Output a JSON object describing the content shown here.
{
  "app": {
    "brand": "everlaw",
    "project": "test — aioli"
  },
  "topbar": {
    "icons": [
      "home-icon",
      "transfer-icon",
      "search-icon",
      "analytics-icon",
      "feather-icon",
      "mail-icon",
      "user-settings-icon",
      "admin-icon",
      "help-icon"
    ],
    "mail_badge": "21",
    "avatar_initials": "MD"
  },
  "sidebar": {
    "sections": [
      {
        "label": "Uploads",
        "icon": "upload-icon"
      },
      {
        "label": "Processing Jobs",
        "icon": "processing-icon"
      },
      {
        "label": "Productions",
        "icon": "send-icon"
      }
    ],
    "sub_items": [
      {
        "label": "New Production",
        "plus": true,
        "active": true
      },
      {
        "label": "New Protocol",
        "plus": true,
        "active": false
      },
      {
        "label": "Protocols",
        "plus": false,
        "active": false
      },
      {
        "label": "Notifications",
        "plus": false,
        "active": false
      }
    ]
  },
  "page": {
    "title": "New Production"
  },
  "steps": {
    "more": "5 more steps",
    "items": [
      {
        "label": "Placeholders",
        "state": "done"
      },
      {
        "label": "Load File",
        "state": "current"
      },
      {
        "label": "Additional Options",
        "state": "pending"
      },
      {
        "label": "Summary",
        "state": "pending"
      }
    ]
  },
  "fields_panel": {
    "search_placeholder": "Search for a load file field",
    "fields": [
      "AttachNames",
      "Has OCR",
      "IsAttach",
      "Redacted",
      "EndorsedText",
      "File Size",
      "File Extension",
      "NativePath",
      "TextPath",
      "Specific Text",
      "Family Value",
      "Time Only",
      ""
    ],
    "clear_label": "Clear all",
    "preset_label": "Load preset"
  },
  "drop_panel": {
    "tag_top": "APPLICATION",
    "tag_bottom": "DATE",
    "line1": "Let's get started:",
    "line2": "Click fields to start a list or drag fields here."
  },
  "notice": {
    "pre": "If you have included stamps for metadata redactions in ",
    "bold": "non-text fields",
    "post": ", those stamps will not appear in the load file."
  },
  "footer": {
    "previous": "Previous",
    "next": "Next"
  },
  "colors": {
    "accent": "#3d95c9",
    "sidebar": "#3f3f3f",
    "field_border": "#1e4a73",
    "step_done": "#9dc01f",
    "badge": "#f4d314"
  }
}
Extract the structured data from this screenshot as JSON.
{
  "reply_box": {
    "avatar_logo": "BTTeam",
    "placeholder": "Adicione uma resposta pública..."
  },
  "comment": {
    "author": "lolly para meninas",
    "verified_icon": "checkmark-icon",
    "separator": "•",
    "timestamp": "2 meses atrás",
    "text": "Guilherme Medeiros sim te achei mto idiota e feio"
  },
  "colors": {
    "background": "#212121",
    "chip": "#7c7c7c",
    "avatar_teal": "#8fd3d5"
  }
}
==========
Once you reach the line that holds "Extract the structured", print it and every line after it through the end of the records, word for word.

__Task result__.
Extract the structured data from this screenshot as JSON.
{
  "reply_box": {
    "avatar_logo": "BTTeam",
    "placeholder": "Adicione uma resposta pública..."
  },
  "comment": {
    "author": "lolly para meninas",
    "verified_icon": "checkmark-icon",
    "separator": "•",
    "timestamp": "2 meses atrás",
    "text": "Guilherme Medeiros sim te achei mto idiota e feio"
  },
  "colors": {
    "background": "#212121",
    "chip": "#7c7c7c",
    "avatar_teal": "#8fd3d5"
  }
}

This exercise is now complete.